(Extracted entries begins)

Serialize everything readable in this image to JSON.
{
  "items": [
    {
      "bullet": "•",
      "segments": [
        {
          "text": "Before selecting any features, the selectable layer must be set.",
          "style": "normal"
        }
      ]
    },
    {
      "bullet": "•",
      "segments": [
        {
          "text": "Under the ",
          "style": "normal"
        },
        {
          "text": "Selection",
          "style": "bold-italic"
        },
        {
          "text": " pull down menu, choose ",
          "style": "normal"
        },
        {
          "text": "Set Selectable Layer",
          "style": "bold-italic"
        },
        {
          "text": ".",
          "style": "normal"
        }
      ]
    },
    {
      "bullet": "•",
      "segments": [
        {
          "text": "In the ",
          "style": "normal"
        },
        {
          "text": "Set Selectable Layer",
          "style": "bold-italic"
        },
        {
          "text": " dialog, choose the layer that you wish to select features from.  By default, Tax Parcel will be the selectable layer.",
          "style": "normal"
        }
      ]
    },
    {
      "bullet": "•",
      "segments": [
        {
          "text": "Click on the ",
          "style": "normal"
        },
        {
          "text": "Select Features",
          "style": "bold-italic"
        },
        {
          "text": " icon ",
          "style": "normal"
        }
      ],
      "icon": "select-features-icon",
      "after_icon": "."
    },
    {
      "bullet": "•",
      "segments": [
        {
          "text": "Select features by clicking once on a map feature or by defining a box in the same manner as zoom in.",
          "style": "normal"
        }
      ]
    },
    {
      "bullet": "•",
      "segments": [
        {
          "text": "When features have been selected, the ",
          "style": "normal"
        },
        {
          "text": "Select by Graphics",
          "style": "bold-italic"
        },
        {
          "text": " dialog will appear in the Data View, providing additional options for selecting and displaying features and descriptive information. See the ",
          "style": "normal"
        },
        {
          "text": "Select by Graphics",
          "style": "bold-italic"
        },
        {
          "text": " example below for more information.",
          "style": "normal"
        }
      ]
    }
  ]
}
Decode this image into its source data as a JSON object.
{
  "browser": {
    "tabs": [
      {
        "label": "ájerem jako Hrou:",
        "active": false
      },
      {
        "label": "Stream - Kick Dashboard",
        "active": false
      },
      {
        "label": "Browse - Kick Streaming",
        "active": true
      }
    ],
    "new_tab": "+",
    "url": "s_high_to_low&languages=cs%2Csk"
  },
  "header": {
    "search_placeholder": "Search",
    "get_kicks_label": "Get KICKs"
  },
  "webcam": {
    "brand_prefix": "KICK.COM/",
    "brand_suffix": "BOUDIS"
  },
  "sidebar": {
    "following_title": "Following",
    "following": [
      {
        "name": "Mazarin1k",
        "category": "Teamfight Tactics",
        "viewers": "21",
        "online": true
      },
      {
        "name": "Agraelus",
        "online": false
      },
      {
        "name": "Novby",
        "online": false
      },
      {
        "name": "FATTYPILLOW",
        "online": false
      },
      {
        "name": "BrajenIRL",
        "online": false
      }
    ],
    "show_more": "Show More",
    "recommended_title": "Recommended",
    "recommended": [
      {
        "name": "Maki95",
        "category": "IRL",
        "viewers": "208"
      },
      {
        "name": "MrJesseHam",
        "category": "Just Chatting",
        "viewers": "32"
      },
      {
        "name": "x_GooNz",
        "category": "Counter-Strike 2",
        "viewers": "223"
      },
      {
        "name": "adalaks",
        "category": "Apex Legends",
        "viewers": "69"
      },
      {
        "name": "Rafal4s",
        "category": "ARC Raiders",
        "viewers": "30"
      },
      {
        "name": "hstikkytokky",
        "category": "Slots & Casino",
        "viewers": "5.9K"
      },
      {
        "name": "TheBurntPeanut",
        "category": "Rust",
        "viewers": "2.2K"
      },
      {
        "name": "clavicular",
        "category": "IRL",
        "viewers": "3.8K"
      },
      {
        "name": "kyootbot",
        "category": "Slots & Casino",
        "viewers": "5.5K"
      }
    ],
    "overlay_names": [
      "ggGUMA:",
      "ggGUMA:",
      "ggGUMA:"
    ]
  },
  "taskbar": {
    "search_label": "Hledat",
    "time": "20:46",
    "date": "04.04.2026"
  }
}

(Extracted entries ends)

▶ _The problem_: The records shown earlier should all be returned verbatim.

▶ _Response area_:
Serialize everything readable in this image to JSON.
{
  "items": [
    {
      "bullet": "•",
      "segments": [
        {
          "text": "Before selecting any features, the selectable layer must be set.",
          "style": "normal"
        }
      ]
    },
    {
      "bullet": "•",
      "segments": [
        {
          "text": "Under the ",
          "style": "normal"
        },
        {
          "text": "Selection",
          "style": "bold-italic"
        },
        {
          "text": " pull down menu, choose ",
          "style": "normal"
        },
        {
          "text": "Set Selectable Layer",
          "style": "bold-italic"
        },
        {
          "text": ".",
          "style": "normal"
        }
      ]
    },
    {
      "bullet": "•",
      "segments": [
        {
          "text": "In the ",
          "style": "normal"
        },
        {
          "text": "Set Selectable Layer",
          "style": "bold-italic"
        },
        {
          "text": " dialog, choose the layer that you wish to select features from.  By default, Tax Parcel will be the selectable layer.",
          "style": "normal"
        }
      ]
    },
    {
      "bullet": "•",
      "segments": [
        {
          "text": "Click on the ",
          "style": "normal"
        },
        {
          "text": "Select Features",
          "style": "bold-italic"
        },
        {
          "text": " icon ",
          "style": "normal"
        }
      ],
      "icon": "select-features-icon",
      "after_icon": "."
    },
    {
      "bullet": "•",
      "segments": [
        {
          "text": "Select features by clicking once on a map feature or by defining a box in the same manner as zoom in.",
          "style": "normal"
        }
      ]
    },
    {
      "bullet": "•",
      "segments": [
        {
          "text": "When features have been selected, the ",
          "style": "normal"
        },
        {
          "text": "Select by Graphics",
          "style": "bold-italic"
        },
        {
          "text": " dialog will appear in the Data View, providing additional options for selecting and displaying features and descriptive information. See the ",
          "style": "normal"
        },
        {
          "text": "Select by Graphics",
          "style": "bold-italic"
        },
        {
          "text": " example below for more information.",
          "style": "normal"
        }
      ]
    }
  ]
}
Decode this image into its source data as a JSON object.
{
  "browser": {
    "tabs": [
      {
        "label": "ájerem jako Hrou:",
        "active": false
      },
      {
        "label": "Stream - Kick Dashboard",
        "active": false
      },
      {
        "label": "Browse - Kick Streaming",
        "active": true
      }
    ],
    "new_tab": "+",
    "url": "s_high_to_low&languages=cs%2Csk"
  },
  "header": {
    "search_placeholder": "Search",
    "get_kicks_label": "Get KICKs"
  },
  "webcam": {
    "brand_prefix": "KICK.COM/",
    "brand_suffix": "BOUDIS"
  },
  "sidebar": {
    "following_title": "Following",
    "following": [
      {
        "name": "Mazarin1k",
        "category": "Teamfight Tactics",
        "viewers": "21",
        "online": true
      },
      {
        "name": "Agraelus",
        "online": false
      },
      {
        "name": "Novby",
        "online": false
      },
      {
        "name": "FATTYPILLOW",
        "online": false
      },
      {
        "name": "BrajenIRL",
        "online": false
      }
    ],
    "show_more": "Show More",
    "recommended_title": "Recommended",
    "recommended": [
      {
        "name": "Maki95",
        "category": "IRL",
        "viewers": "208"
      },
      {
        "name": "MrJesseHam",
        "category": "Just Chatting",
        "viewers": "32"
      },
      {
        "name": "x_GooNz",
        "category": "Counter-Strike 2",
        "viewers": "223"
      },
      {
        "name": "adalaks",
        "category": "Apex Legends",
        "viewers": "69"
      },
      {
        "name": "Rafal4s",
        "category": "ARC Raiders",
        "viewers": "30"
      },
      {
        "name": "hstikkytokky",
        "category": "Slots & Casino",
        "viewers": "5.9K"
      },
      {
        "name": "TheBurntPeanut",
        "category": "Rust",
        "viewers": "2.2K"
      },
      {
        "name": "clavicular",
        "category": "IRL",
        "viewers": "3.8K"
      },
      {
        "name": "kyootbot",
        "category": "Slots & Casino",
        "viewers": "5.5K"
      }
    ],
    "overlay_names": [
      "ggGUMA:",
      "ggGUMA:",
      "ggGUMA:"
    ]
  },
  "taskbar": {
    "search_label": "Hledat",
    "time": "20:46",
    "date": "04.04.2026"
  }
}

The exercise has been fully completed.